**Records shown:**
---------------

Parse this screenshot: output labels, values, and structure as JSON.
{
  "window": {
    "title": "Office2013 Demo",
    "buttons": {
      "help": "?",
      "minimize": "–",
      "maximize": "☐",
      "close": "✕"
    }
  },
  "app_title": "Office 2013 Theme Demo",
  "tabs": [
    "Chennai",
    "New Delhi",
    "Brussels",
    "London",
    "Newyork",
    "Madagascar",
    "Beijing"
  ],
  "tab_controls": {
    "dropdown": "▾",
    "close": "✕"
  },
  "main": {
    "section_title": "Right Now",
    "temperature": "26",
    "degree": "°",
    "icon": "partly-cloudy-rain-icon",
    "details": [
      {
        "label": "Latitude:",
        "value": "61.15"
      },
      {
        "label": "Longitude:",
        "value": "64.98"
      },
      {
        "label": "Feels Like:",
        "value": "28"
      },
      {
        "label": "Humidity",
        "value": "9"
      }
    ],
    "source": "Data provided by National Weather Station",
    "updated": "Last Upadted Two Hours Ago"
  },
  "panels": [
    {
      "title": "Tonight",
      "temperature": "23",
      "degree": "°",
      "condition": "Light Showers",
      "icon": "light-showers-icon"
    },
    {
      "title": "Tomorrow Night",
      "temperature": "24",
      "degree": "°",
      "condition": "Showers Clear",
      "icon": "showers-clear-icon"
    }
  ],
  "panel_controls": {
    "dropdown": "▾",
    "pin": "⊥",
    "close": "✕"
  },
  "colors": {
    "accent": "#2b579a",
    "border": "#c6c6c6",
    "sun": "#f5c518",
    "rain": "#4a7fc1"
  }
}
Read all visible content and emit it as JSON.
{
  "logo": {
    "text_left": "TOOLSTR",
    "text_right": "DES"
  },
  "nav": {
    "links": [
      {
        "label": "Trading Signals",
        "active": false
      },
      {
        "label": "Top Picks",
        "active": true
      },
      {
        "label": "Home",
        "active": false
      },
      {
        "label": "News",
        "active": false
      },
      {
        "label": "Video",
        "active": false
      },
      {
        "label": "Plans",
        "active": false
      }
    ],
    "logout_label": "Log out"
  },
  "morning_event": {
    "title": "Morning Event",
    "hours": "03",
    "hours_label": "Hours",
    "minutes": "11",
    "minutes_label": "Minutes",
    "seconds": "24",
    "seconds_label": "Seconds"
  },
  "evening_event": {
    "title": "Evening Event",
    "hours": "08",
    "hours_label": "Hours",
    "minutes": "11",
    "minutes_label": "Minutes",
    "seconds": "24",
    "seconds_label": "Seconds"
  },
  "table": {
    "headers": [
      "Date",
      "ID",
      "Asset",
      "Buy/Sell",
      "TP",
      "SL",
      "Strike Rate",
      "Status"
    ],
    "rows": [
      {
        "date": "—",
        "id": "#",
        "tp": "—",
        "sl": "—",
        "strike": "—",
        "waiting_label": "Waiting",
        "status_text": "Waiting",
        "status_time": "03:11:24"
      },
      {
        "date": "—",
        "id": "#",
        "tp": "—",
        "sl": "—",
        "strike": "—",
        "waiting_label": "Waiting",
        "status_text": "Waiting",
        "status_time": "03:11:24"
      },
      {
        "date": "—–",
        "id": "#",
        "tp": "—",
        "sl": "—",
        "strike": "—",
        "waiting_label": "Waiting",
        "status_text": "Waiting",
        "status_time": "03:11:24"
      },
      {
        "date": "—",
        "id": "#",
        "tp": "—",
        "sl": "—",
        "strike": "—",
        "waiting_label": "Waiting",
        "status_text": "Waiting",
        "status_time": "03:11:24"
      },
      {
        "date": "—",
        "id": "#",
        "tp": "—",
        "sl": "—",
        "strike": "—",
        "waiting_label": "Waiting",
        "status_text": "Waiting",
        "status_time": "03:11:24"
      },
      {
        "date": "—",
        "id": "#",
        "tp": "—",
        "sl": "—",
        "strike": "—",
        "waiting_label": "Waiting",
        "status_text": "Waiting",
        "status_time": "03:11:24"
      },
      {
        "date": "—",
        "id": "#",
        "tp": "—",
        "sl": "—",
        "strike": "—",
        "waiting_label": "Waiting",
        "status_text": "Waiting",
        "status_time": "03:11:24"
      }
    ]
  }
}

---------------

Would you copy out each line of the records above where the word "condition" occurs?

      "condition": "Light Showers",
      "condition": "Showers Clear",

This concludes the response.